**WHAT THE TASK ASKS:** Scan the records for "time". Report each line that includes it.

**DATA FOR ANALYSIS:**
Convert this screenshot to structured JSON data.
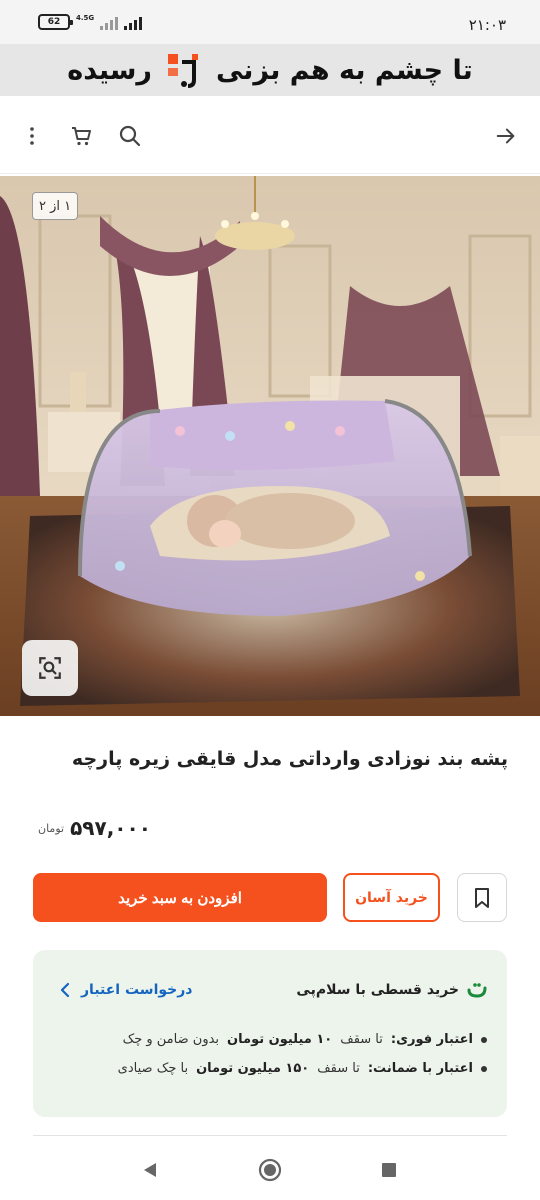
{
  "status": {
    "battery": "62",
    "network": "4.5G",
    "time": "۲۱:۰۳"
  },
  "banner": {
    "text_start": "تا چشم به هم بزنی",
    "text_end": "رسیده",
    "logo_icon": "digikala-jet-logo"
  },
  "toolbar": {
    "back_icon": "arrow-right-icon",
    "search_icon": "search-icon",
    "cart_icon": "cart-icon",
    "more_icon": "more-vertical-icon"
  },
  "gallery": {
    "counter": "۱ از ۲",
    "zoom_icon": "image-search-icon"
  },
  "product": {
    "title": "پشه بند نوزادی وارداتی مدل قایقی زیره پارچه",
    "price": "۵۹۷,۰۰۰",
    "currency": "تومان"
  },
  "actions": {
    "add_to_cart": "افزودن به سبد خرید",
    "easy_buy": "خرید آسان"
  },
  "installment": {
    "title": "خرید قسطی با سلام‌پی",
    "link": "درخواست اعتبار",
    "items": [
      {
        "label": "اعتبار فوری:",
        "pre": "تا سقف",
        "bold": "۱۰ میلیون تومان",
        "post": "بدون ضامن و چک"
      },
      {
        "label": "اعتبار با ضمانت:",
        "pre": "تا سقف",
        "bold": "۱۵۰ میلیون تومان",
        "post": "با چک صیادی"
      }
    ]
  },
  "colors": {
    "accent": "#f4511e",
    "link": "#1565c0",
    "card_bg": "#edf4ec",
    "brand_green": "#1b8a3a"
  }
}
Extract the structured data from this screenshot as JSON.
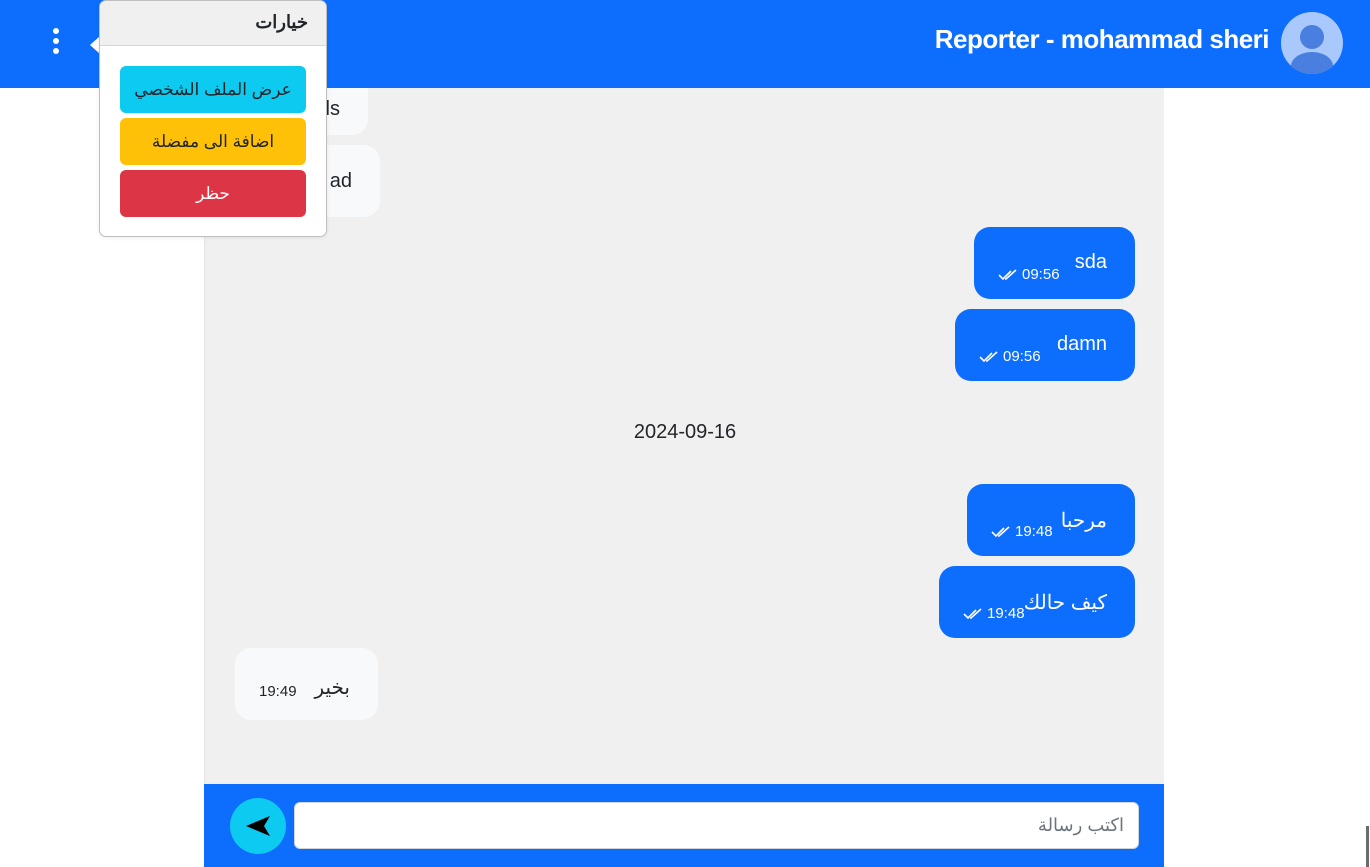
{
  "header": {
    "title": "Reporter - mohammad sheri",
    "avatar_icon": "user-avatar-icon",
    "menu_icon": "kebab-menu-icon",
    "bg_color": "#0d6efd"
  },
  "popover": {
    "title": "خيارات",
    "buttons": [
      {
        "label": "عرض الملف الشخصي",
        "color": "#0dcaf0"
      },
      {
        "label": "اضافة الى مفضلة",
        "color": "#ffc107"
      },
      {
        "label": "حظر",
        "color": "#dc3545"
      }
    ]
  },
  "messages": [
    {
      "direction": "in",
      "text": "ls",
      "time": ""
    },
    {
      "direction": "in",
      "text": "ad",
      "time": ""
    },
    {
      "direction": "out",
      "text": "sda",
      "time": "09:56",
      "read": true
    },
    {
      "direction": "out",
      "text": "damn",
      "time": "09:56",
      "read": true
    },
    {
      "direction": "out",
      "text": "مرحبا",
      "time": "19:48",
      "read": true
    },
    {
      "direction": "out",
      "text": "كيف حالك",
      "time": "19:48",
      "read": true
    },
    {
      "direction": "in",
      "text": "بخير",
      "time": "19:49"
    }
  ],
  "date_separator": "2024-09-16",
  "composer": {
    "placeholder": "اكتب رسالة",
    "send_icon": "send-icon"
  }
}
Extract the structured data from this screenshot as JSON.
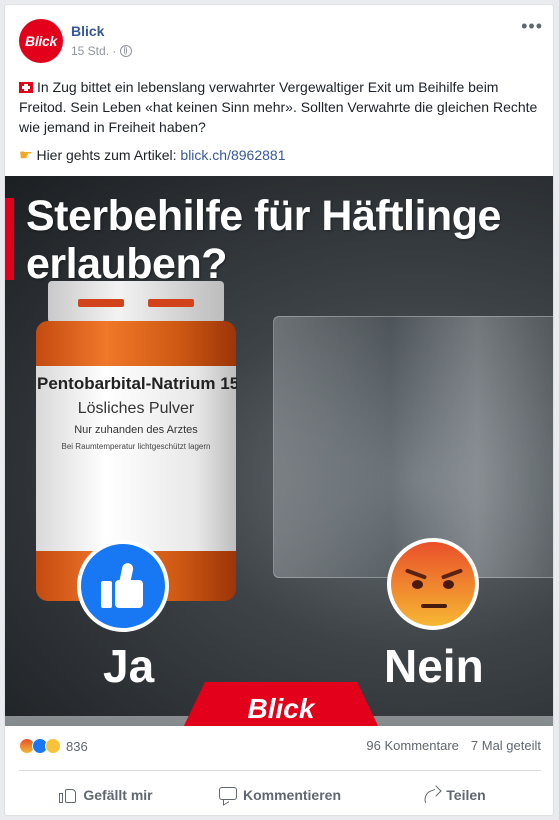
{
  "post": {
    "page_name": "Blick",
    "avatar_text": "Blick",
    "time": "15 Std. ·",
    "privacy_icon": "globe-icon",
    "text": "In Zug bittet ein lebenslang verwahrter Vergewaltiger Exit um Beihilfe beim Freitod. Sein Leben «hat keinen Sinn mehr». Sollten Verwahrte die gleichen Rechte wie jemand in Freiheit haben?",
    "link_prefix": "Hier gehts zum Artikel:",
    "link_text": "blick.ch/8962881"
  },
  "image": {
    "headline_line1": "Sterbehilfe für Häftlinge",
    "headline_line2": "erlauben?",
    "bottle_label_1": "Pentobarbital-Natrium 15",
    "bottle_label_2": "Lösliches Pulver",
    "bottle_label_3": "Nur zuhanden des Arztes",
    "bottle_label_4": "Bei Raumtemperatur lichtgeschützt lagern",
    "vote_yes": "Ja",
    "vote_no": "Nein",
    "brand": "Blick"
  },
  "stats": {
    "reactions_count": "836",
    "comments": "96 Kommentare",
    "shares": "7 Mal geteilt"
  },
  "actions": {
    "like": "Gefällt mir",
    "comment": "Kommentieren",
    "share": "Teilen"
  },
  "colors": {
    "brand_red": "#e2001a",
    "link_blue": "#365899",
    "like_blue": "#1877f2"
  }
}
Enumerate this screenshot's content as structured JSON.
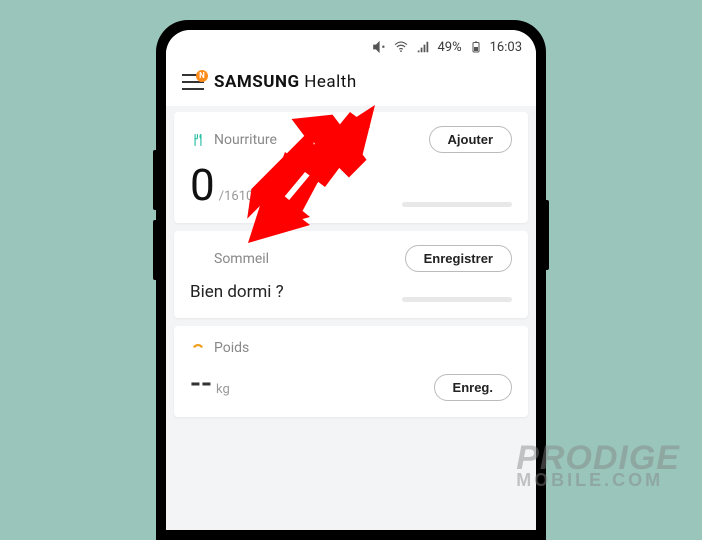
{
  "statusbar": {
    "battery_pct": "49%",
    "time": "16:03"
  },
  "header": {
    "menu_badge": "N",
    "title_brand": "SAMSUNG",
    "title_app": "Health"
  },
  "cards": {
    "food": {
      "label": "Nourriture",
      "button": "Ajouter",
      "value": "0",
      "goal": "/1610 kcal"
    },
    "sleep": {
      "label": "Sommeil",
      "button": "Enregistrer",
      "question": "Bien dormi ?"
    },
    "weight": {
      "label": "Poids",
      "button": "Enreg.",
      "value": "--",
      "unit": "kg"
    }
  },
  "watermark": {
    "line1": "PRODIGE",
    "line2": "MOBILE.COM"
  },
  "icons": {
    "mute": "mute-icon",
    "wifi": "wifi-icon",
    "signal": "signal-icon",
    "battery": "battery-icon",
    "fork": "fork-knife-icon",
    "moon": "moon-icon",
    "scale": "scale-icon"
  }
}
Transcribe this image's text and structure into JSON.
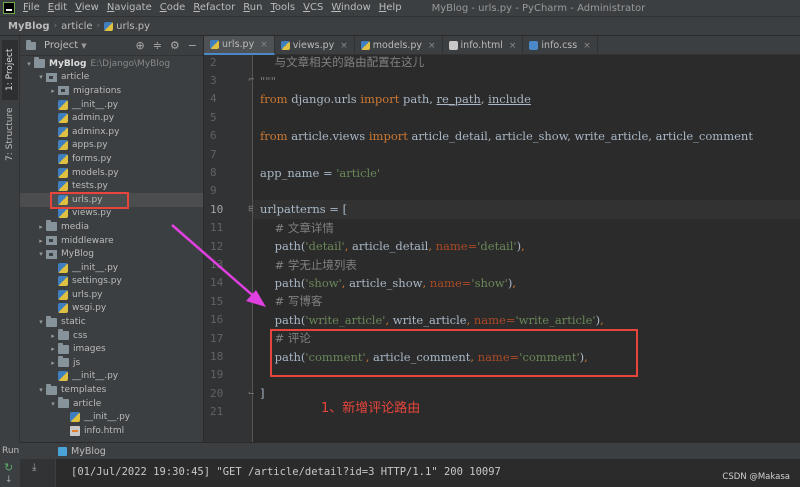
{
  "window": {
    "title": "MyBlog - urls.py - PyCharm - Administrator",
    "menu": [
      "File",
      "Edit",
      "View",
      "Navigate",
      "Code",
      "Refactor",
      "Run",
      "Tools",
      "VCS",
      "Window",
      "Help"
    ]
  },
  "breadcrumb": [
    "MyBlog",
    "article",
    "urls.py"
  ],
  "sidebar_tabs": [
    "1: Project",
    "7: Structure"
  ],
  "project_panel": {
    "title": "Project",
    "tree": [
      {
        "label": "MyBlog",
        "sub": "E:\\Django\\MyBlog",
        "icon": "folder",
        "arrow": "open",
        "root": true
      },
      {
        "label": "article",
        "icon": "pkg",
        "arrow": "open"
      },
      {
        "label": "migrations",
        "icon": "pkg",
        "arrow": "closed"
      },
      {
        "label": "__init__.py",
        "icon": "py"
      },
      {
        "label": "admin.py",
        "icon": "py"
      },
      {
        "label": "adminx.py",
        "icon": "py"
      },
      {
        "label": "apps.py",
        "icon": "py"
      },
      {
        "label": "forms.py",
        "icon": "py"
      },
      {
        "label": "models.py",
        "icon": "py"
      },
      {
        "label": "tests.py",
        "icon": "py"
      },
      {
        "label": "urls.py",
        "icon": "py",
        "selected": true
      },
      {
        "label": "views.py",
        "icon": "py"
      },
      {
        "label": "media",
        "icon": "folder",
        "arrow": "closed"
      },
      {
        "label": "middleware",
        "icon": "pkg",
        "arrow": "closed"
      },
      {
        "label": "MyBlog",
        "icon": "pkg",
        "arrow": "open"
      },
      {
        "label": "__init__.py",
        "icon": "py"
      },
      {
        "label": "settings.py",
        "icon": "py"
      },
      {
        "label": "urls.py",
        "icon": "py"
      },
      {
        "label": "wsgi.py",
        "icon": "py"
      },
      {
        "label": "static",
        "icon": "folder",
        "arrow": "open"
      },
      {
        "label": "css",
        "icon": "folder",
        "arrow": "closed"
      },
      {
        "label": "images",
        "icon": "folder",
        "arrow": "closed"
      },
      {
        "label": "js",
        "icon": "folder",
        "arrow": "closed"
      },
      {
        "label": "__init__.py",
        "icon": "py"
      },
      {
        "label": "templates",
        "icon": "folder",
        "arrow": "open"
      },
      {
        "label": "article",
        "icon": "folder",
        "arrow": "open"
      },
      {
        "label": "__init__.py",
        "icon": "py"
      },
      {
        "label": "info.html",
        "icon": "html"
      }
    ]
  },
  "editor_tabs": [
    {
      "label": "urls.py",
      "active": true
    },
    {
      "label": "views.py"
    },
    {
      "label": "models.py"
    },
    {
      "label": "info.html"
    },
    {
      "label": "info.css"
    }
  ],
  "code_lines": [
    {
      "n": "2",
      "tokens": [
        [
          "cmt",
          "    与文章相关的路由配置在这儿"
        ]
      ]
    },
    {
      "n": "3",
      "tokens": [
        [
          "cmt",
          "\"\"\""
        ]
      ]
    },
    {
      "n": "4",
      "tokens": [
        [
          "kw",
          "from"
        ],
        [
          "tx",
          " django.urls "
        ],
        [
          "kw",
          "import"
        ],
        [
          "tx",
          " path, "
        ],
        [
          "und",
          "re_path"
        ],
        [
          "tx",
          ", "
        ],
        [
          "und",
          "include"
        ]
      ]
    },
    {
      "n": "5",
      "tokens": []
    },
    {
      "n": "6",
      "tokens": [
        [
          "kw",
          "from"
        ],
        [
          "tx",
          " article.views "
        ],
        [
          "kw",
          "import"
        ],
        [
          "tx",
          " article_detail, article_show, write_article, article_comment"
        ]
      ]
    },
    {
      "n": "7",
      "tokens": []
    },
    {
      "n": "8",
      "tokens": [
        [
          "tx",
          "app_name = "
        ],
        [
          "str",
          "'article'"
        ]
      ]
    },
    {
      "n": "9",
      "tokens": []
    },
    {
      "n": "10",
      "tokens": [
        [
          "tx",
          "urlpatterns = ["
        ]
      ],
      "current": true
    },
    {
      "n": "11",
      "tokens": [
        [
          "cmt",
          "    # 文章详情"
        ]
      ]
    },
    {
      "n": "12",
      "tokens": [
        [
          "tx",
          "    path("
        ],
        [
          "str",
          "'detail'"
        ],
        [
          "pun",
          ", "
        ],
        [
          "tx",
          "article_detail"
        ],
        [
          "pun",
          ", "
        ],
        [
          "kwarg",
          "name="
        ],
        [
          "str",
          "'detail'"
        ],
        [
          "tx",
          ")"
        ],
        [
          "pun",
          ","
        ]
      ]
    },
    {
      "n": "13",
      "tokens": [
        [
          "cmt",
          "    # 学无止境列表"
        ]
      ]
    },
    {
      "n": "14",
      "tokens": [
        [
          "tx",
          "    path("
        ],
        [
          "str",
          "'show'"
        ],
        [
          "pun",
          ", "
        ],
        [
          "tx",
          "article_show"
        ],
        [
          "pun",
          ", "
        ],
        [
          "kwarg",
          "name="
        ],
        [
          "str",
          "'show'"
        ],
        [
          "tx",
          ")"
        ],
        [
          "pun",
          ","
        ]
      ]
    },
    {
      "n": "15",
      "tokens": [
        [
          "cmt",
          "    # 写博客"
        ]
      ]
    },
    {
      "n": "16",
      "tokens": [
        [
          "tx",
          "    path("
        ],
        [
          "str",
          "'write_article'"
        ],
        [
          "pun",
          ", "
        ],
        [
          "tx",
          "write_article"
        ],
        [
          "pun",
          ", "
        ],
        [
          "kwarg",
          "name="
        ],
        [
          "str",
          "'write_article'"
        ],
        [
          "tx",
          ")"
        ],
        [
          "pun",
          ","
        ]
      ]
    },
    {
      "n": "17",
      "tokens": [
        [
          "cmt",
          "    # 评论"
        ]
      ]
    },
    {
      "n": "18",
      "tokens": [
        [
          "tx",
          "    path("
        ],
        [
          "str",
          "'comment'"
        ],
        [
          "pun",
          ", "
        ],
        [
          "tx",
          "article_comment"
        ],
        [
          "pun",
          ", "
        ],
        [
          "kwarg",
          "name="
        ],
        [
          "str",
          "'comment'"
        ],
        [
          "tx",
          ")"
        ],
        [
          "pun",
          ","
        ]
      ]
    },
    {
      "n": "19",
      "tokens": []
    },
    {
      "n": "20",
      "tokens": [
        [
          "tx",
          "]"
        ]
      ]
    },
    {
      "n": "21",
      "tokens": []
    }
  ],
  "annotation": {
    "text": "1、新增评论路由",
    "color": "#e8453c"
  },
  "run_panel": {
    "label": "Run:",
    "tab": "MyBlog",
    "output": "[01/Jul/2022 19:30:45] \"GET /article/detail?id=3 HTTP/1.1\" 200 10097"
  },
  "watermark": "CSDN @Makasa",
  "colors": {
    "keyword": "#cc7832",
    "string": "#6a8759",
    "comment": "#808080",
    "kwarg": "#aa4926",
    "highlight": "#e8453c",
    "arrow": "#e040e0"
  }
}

**EXERCISE ANSWER:**
    "time": "۲۱:۰۳"
      "time": ""
      "time": ""
      "time": "09:56",
      "time": "09:56",
      "time": "19:48",
      "time": "19:48",
      "time": "19:49"
    "time": "15 Std. ·",
    "time": "16:03"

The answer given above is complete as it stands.